▶ [TASK TO COMPLETE] For the word "ullamco", state how many lines below contain it. Give no other text.

▶ [AVAILABLE DATA]
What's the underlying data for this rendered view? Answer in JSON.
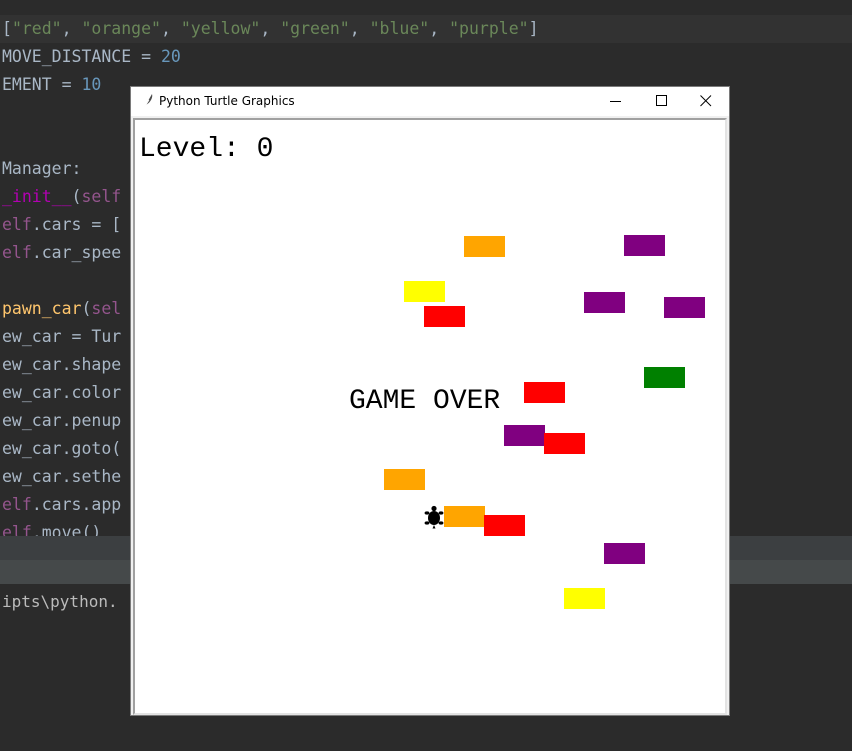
{
  "editor": {
    "lines": [
      {
        "tokens": [
          {
            "t": "[",
            "c": "tok-punc"
          },
          {
            "t": "\"red\"",
            "c": "tok-str"
          },
          {
            "t": ", ",
            "c": "tok-punc"
          },
          {
            "t": "\"orange\"",
            "c": "tok-str"
          },
          {
            "t": ", ",
            "c": "tok-punc"
          },
          {
            "t": "\"yellow\"",
            "c": "tok-str"
          },
          {
            "t": ", ",
            "c": "tok-punc"
          },
          {
            "t": "\"green\"",
            "c": "tok-str"
          },
          {
            "t": ", ",
            "c": "tok-punc"
          },
          {
            "t": "\"blue\"",
            "c": "tok-str"
          },
          {
            "t": ", ",
            "c": "tok-punc"
          },
          {
            "t": "\"purple\"",
            "c": "tok-str"
          },
          {
            "t": "]",
            "c": "tok-punc"
          }
        ]
      },
      {
        "tokens": [
          {
            "t": "MOVE_DISTANCE = ",
            "c": "tok-punc"
          },
          {
            "t": "20",
            "c": "tok-num"
          }
        ]
      },
      {
        "tokens": [
          {
            "t": "EMENT = ",
            "c": "tok-punc"
          },
          {
            "t": "10",
            "c": "tok-num"
          }
        ]
      },
      {
        "tokens": []
      },
      {
        "tokens": []
      },
      {
        "tokens": [
          {
            "t": "Manager:",
            "c": "tok-punc"
          }
        ]
      },
      {
        "tokens": [
          {
            "t": "_init__",
            "c": "tok-magic"
          },
          {
            "t": "(",
            "c": "tok-punc"
          },
          {
            "t": "self",
            "c": "tok-self"
          }
        ]
      },
      {
        "tokens": [
          {
            "t": "elf",
            "c": "tok-self"
          },
          {
            "t": ".cars = [",
            "c": "tok-punc"
          }
        ]
      },
      {
        "tokens": [
          {
            "t": "elf",
            "c": "tok-self"
          },
          {
            "t": ".car_spee",
            "c": "tok-punc"
          }
        ]
      },
      {
        "tokens": []
      },
      {
        "tokens": [
          {
            "t": "pawn_car",
            "c": "tok-fn"
          },
          {
            "t": "(",
            "c": "tok-punc"
          },
          {
            "t": "sel",
            "c": "tok-self"
          }
        ]
      },
      {
        "tokens": [
          {
            "t": "ew_car = Tur",
            "c": "tok-punc"
          }
        ]
      },
      {
        "tokens": [
          {
            "t": "ew_car.shape",
            "c": "tok-punc"
          }
        ]
      },
      {
        "tokens": [
          {
            "t": "ew_car.color",
            "c": "tok-punc"
          }
        ]
      },
      {
        "tokens": [
          {
            "t": "ew_car.penup",
            "c": "tok-punc"
          }
        ]
      },
      {
        "tokens": [
          {
            "t": "ew_car.goto(",
            "c": "tok-punc"
          }
        ]
      },
      {
        "tokens": [
          {
            "t": "ew_car.sethe",
            "c": "tok-punc"
          }
        ]
      },
      {
        "tokens": [
          {
            "t": "elf",
            "c": "tok-self"
          },
          {
            "t": ".cars.app",
            "c": "tok-punc"
          }
        ]
      },
      {
        "tokens": [
          {
            "t": "elf",
            "c": "tok-self"
          },
          {
            "t": ".move()",
            "c": "tok-punc"
          }
        ]
      }
    ]
  },
  "terminal": {
    "text": "ipts\\python."
  },
  "window": {
    "title": "Python Turtle Graphics",
    "minimize_icon": "minimize-icon",
    "maximize_icon": "maximize-icon",
    "close_icon": "close-icon"
  },
  "game": {
    "level_text": "Level: 0",
    "game_over_text": "GAME OVER",
    "turtle_icon": "turtle-icon",
    "cars": [
      {
        "color": "#ffa500",
        "name": "orange"
      },
      {
        "color": "#800080",
        "name": "purple"
      },
      {
        "color": "#ffff00",
        "name": "yellow"
      },
      {
        "color": "#ff0000",
        "name": "red"
      },
      {
        "color": "#800080",
        "name": "purple"
      },
      {
        "color": "#800080",
        "name": "purple"
      },
      {
        "color": "#008000",
        "name": "green"
      },
      {
        "color": "#ff0000",
        "name": "red"
      },
      {
        "color": "#800080",
        "name": "purple"
      },
      {
        "color": "#ff0000",
        "name": "red"
      },
      {
        "color": "#ffa500",
        "name": "orange"
      },
      {
        "color": "#ffa500",
        "name": "orange"
      },
      {
        "color": "#ff0000",
        "name": "red"
      },
      {
        "color": "#800080",
        "name": "purple"
      },
      {
        "color": "#ffff00",
        "name": "yellow"
      }
    ]
  }
}
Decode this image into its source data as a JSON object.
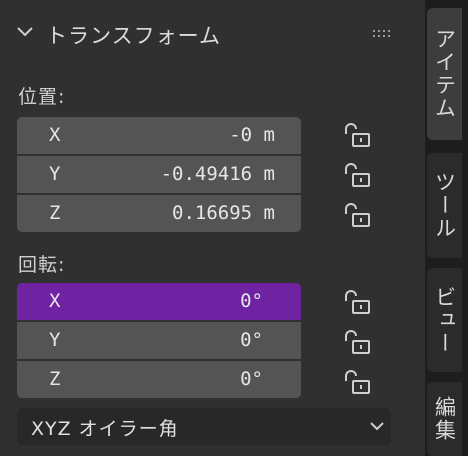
{
  "panel": {
    "title": "トランスフォーム",
    "location": {
      "label": "位置:",
      "fields": [
        {
          "axis": "X",
          "value": "-0 m"
        },
        {
          "axis": "Y",
          "value": "-0.49416 m"
        },
        {
          "axis": "Z",
          "value": "0.16695 m"
        }
      ]
    },
    "rotation": {
      "label": "回転:",
      "fields": [
        {
          "axis": "X",
          "value": "0°"
        },
        {
          "axis": "Y",
          "value": "0°"
        },
        {
          "axis": "Z",
          "value": "0°"
        }
      ],
      "mode": "XYZ オイラー角"
    }
  },
  "tabs": [
    "アイテム",
    "ツール",
    "ビュー",
    "編集"
  ],
  "colors": {
    "active_field": "#6f23a3",
    "field": "#545454",
    "panel_bg": "#303030",
    "tab_bar_bg": "#1d1d1d"
  }
}
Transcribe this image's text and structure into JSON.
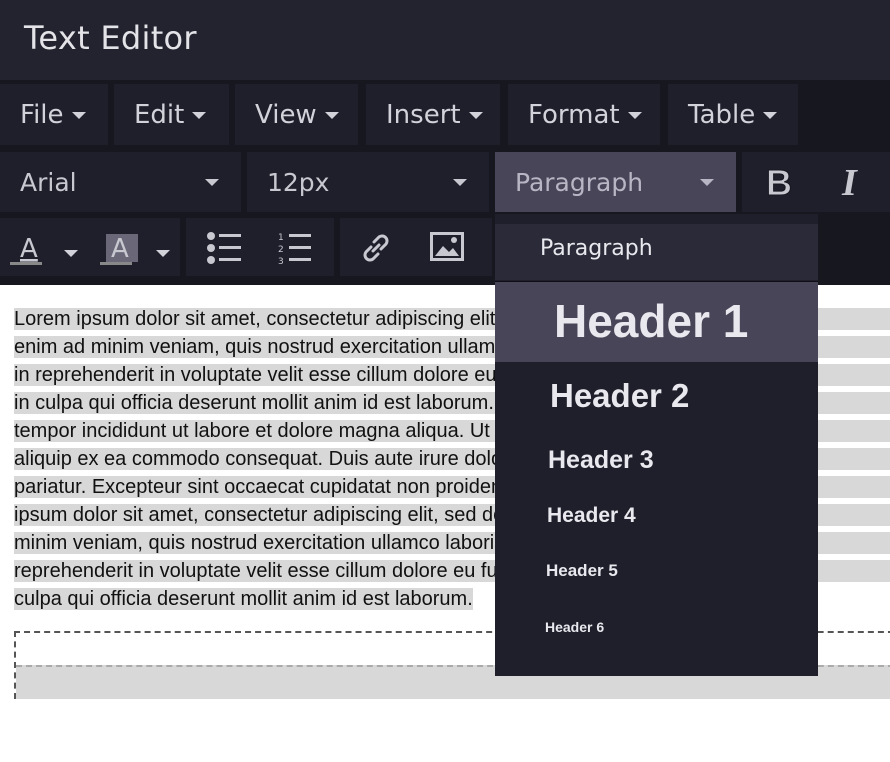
{
  "window": {
    "title": "Text Editor"
  },
  "menubar": {
    "items": [
      {
        "label": "File"
      },
      {
        "label": "Edit"
      },
      {
        "label": "View"
      },
      {
        "label": "Insert"
      },
      {
        "label": "Format"
      },
      {
        "label": "Table"
      }
    ]
  },
  "toolbar": {
    "font_family": "Arial",
    "font_size": "12px",
    "block_format": "Paragraph",
    "bold_icon": "bold-icon",
    "italic_icon": "italic-icon",
    "text_color_icon": "text-color-icon",
    "highlight_icon": "background-color-icon",
    "bullet_list_icon": "bullet-list-icon",
    "numbered_list_icon": "numbered-list-icon",
    "link_icon": "link-icon",
    "image_icon": "image-icon"
  },
  "editor": {
    "lines": [
      "Lorem ipsum dolor sit amet, consectetur adipiscing elit, sed do eiusmod tempor inc",
      "enim ad minim veniam, quis nostrud exercitation ullamco laboris nisi ut aliquip ex e",
      "in reprehenderit in voluptate velit esse cillum dolore eu fugiat nulla pariatur. Except",
      "in culpa qui officia deserunt mollit anim id est laborum. Lorem ipsum dolor sit amet,",
      "tempor incididunt ut labore et dolore magna aliqua. Ut enim ad minim veniam, quis",
      "aliquip ex ea commodo consequat. Duis aute irure dolor in reprehenderit in voluptat",
      "pariatur. Excepteur sint occaecat cupidatat non proident, sunt in culpa qui officia de",
      "ipsum dolor sit amet, consectetur adipiscing elit, sed do eiusmod tempor incididunt",
      "minim veniam, quis nostrud exercitation ullamco laboris nisi ut aliquip ex ea commo",
      "reprehenderit in voluptate velit esse cillum dolore eu fugiat nulla pariatur. Excepteu",
      "culpa qui officia deserunt mollit anim id est laborum."
    ]
  },
  "dropdown": {
    "items": [
      {
        "label": "Paragraph"
      },
      {
        "label": "Header 1"
      },
      {
        "label": "Header 2"
      },
      {
        "label": "Header 3"
      },
      {
        "label": "Header 4"
      },
      {
        "label": "Header 5"
      },
      {
        "label": "Header 6"
      }
    ],
    "highlighted": "Header 1"
  },
  "colors": {
    "titlebar_bg": "#22232f",
    "toolbar_bg": "#1e1f2b",
    "active_bg": "#484558",
    "selection_bg": "#d8d8d8"
  }
}
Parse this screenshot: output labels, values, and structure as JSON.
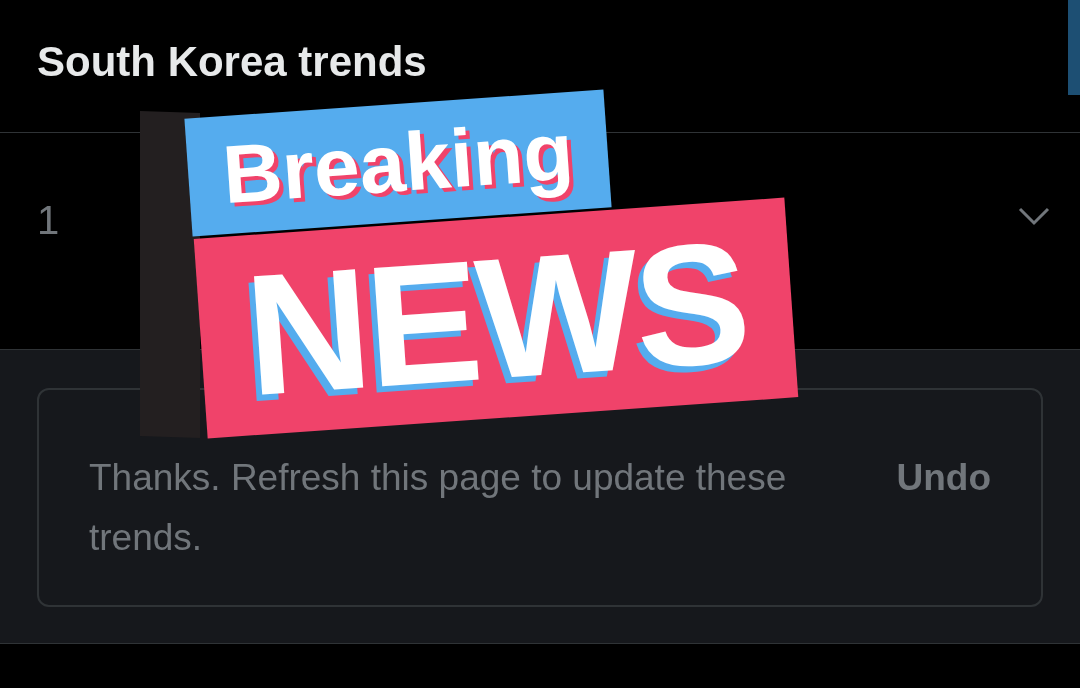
{
  "header": {
    "title": "South Korea trends"
  },
  "trends": [
    {
      "rank": "1"
    }
  ],
  "notice": {
    "message": "Thanks. Refresh this page to update these trends.",
    "action": "Undo"
  },
  "sticker": {
    "top": "Breaking",
    "bottom": "NEWS"
  }
}
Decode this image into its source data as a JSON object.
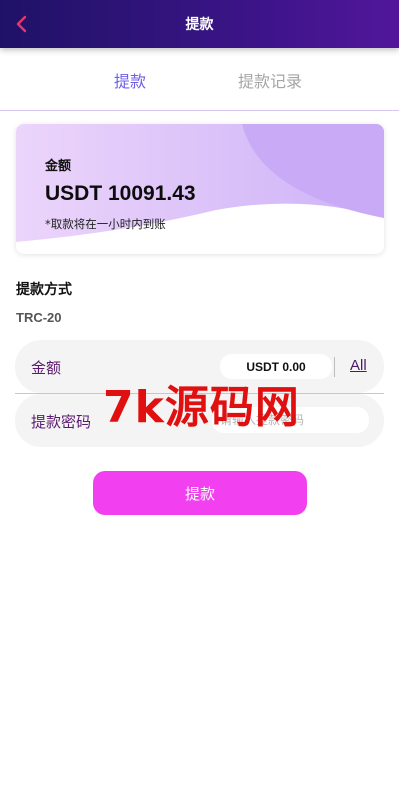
{
  "header": {
    "title": "提款",
    "back_icon": "chevron-left-icon",
    "back_color": "#e8356f",
    "background": "#2a147a"
  },
  "tabs": [
    {
      "label": "提款",
      "active": true
    },
    {
      "label": "提款记录",
      "active": false
    }
  ],
  "balance": {
    "label": "金额",
    "amount": "USDT 10091.43",
    "note": "*取款将在一小时内到账"
  },
  "method": {
    "title": "提款方式",
    "value": "TRC-20"
  },
  "form": {
    "amount_label": "金额",
    "amount_value": "USDT 0.00",
    "all_label": "All",
    "password_label": "提款密码",
    "password_placeholder": "请输入提款密码"
  },
  "submit_label": "提款",
  "watermark": "7k源码网",
  "colors": {
    "accent_tab": "#6f5fe6",
    "submit": "#f23ff0",
    "watermark": "#e01010"
  }
}
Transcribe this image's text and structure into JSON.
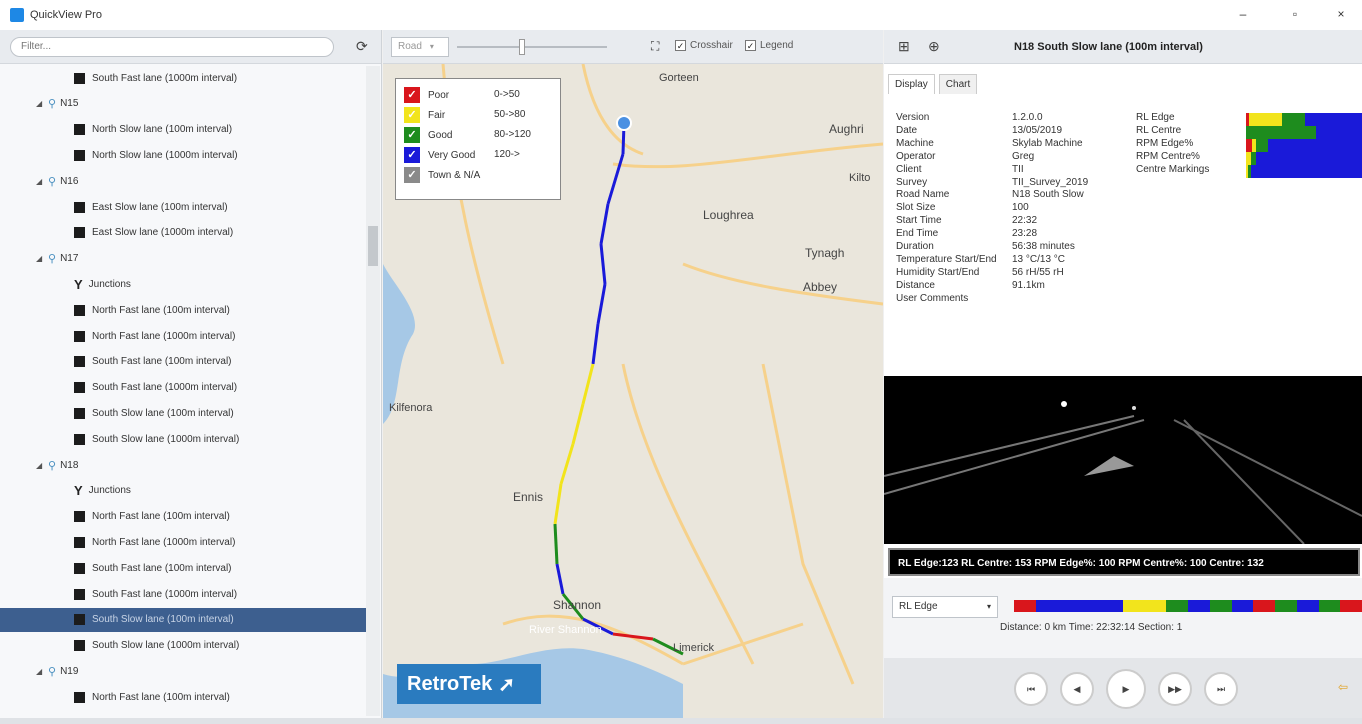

▶ [RESPONSE TO THE TASK] 2